• _Excerpted records_:

.....

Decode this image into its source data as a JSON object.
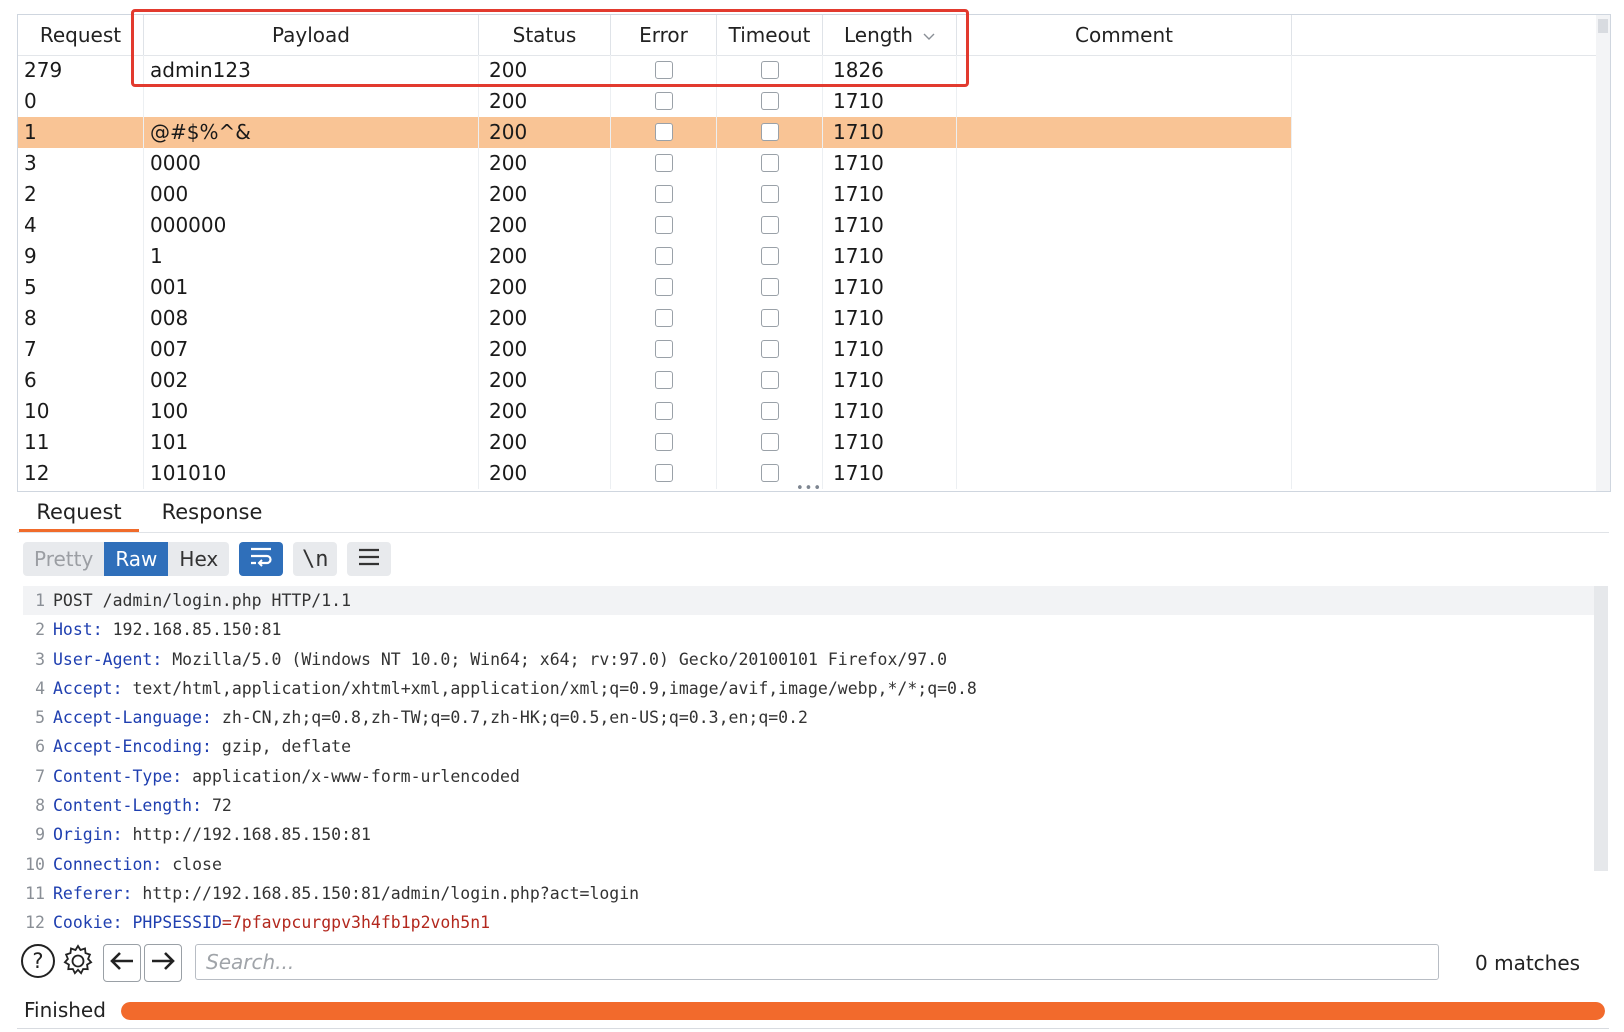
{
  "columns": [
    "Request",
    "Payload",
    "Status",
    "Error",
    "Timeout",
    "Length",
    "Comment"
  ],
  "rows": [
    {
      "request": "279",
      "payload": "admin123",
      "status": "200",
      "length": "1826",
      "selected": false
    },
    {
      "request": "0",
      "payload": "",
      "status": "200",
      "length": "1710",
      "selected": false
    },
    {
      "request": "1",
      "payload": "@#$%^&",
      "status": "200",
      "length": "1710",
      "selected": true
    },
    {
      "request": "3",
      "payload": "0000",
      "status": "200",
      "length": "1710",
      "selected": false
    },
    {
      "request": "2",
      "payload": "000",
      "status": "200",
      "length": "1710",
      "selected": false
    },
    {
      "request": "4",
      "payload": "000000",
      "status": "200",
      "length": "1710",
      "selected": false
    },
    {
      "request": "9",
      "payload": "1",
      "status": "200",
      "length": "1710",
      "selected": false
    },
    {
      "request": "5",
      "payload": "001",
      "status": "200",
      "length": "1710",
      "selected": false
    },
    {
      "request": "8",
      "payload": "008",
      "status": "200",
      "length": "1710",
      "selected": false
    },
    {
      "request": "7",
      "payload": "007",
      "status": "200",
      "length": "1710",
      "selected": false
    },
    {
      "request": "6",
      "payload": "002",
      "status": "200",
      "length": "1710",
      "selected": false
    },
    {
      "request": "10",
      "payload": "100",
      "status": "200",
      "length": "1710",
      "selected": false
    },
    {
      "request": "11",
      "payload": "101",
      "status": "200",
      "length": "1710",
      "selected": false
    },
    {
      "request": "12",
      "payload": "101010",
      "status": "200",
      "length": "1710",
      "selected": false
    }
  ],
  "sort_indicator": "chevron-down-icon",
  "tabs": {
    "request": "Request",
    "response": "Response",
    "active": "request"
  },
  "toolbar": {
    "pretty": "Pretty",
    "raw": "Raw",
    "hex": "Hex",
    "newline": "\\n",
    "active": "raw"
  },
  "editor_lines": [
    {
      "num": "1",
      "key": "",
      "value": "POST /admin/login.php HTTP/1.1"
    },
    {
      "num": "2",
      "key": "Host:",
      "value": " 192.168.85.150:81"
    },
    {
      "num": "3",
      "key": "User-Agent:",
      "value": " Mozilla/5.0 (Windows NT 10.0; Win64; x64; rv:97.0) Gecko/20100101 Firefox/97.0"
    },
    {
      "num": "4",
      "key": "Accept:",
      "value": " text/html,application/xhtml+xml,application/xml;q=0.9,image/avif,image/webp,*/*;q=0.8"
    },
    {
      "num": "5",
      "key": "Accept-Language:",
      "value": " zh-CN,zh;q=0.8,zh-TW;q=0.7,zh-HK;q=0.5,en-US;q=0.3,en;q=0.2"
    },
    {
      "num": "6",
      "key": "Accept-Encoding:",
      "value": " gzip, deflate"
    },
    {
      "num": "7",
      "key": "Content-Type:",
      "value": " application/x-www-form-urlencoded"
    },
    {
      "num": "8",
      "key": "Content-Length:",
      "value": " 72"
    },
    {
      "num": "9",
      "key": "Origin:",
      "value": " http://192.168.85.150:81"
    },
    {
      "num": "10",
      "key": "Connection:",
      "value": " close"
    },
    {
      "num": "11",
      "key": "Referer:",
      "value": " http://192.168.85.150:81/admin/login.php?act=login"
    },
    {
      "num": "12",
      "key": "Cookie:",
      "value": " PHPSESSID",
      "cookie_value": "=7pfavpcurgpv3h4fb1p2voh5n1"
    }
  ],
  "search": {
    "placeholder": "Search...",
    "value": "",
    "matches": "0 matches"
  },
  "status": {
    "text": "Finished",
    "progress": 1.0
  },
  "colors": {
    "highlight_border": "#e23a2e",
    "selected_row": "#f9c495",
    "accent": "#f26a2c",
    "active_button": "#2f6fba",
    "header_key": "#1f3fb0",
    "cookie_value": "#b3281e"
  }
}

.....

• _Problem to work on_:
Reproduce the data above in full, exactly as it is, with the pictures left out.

• _Exercise response_:
Decode this image into its source data as a JSON object.
{
  "columns": [
    "Request",
    "Payload",
    "Status",
    "Error",
    "Timeout",
    "Length",
    "Comment"
  ],
  "rows": [
    {
      "request": "279",
      "payload": "admin123",
      "status": "200",
      "length": "1826",
      "selected": false
    },
    {
      "request": "0",
      "payload": "",
      "status": "200",
      "length": "1710",
      "selected": false
    },
    {
      "request": "1",
      "payload": "@#$%^&",
      "status": "200",
      "length": "1710",
      "selected": true
    },
    {
      "request": "3",
      "payload": "0000",
      "status": "200",
      "length": "1710",
      "selected": false
    },
    {
      "request": "2",
      "payload": "000",
      "status": "200",
      "length": "1710",
      "selected": false
    },
    {
      "request": "4",
      "payload": "000000",
      "status": "200",
      "length": "1710",
      "selected": false
    },
    {
      "request": "9",
      "payload": "1",
      "status": "200",
      "length": "1710",
      "selected": false
    },
    {
      "request": "5",
      "payload": "001",
      "status": "200",
      "length": "1710",
      "selected": false
    },
    {
      "request": "8",
      "payload": "008",
      "status": "200",
      "length": "1710",
      "selected": false
    },
    {
      "request": "7",
      "payload": "007",
      "status": "200",
      "length": "1710",
      "selected": false
    },
    {
      "request": "6",
      "payload": "002",
      "status": "200",
      "length": "1710",
      "selected": false
    },
    {
      "request": "10",
      "payload": "100",
      "status": "200",
      "length": "1710",
      "selected": false
    },
    {
      "request": "11",
      "payload": "101",
      "status": "200",
      "length": "1710",
      "selected": false
    },
    {
      "request": "12",
      "payload": "101010",
      "status": "200",
      "length": "1710",
      "selected": false
    }
  ],
  "sort_indicator": "chevron-down-icon",
  "tabs": {
    "request": "Request",
    "response": "Response",
    "active": "request"
  },
  "toolbar": {
    "pretty": "Pretty",
    "raw": "Raw",
    "hex": "Hex",
    "newline": "\\n",
    "active": "raw"
  },
  "editor_lines": [
    {
      "num": "1",
      "key": "",
      "value": "POST /admin/login.php HTTP/1.1"
    },
    {
      "num": "2",
      "key": "Host:",
      "value": " 192.168.85.150:81"
    },
    {
      "num": "3",
      "key": "User-Agent:",
      "value": " Mozilla/5.0 (Windows NT 10.0; Win64; x64; rv:97.0) Gecko/20100101 Firefox/97.0"
    },
    {
      "num": "4",
      "key": "Accept:",
      "value": " text/html,application/xhtml+xml,application/xml;q=0.9,image/avif,image/webp,*/*;q=0.8"
    },
    {
      "num": "5",
      "key": "Accept-Language:",
      "value": " zh-CN,zh;q=0.8,zh-TW;q=0.7,zh-HK;q=0.5,en-US;q=0.3,en;q=0.2"
    },
    {
      "num": "6",
      "key": "Accept-Encoding:",
      "value": " gzip, deflate"
    },
    {
      "num": "7",
      "key": "Content-Type:",
      "value": " application/x-www-form-urlencoded"
    },
    {
      "num": "8",
      "key": "Content-Length:",
      "value": " 72"
    },
    {
      "num": "9",
      "key": "Origin:",
      "value": " http://192.168.85.150:81"
    },
    {
      "num": "10",
      "key": "Connection:",
      "value": " close"
    },
    {
      "num": "11",
      "key": "Referer:",
      "value": " http://192.168.85.150:81/admin/login.php?act=login"
    },
    {
      "num": "12",
      "key": "Cookie:",
      "value": " PHPSESSID",
      "cookie_value": "=7pfavpcurgpv3h4fb1p2voh5n1"
    }
  ],
  "search": {
    "placeholder": "Search...",
    "value": "",
    "matches": "0 matches"
  },
  "status": {
    "text": "Finished",
    "progress": 1.0
  },
  "colors": {
    "highlight_border": "#e23a2e",
    "selected_row": "#f9c495",
    "accent": "#f26a2c",
    "active_button": "#2f6fba",
    "header_key": "#1f3fb0",
    "cookie_value": "#b3281e"
  }
}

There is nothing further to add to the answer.